Shaver, J.P. “The verification of independent variables in teaching methods research”. Educational Researcher, vol. 12, no. 8, pp.3-9, 1983. DOI: 10.3102/0013189X012008003

Lew, M.J., “To P or not to P: On the evidential nature of P-values and their place in scientific inference”. arXiv:1311.0081 [stat.ME], 2013. Retrieved from http://arxiv.org/abs/1311.0081

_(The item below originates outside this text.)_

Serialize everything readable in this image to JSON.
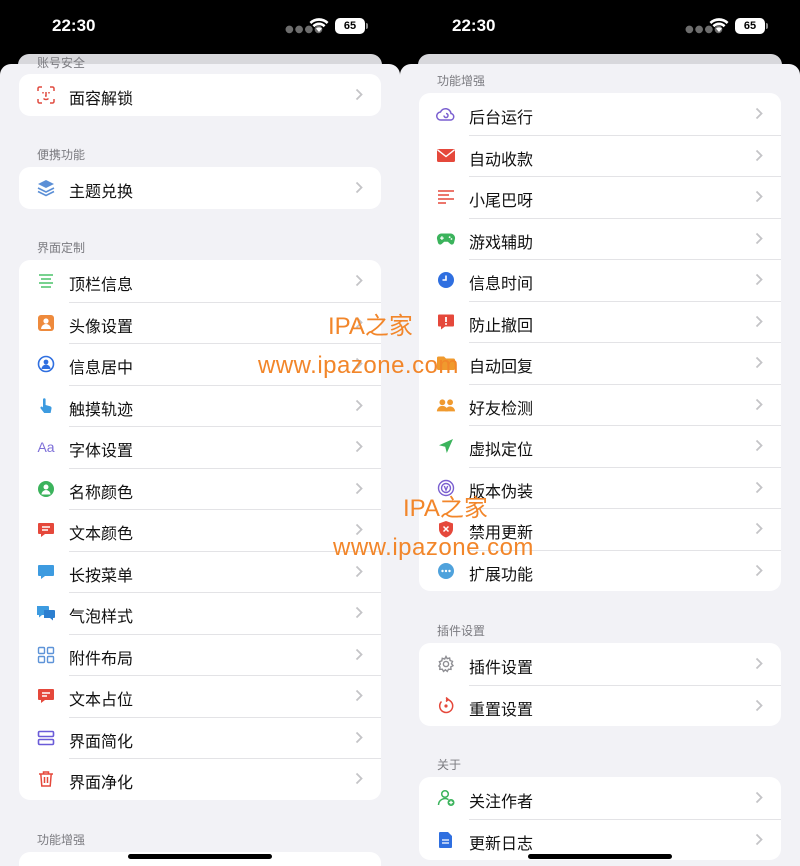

Johnson, V.E., “Revised standards for statistical evidence”. PNAS, Proceedings of the National Academy of Sciences vol. 110, no. 48, pp.19313–19317, 2013. doi: 10.1073/pnas.1313476110. Available online at http://www.pnas.org/content/110/48/19313

Gelman, A., “P-values and statistical practice”. Epidemiology, vol. 24, no. 1, pp.69-72, 2013. DOI: 10.1097/EDE.0b013e31827886f7




DOI: http://dx.doi.org/10.17083/ijsg.v2i2.58

Refbacks

  • There are currently no refbacks.





Serious Games Society


Creative Commons LicenseThe International Journal of Serious Games (IJSG) by Serious Games Society is licensed under a Creative Commons Attribution-NonCommercial-NoDerivatives 4.0 International License.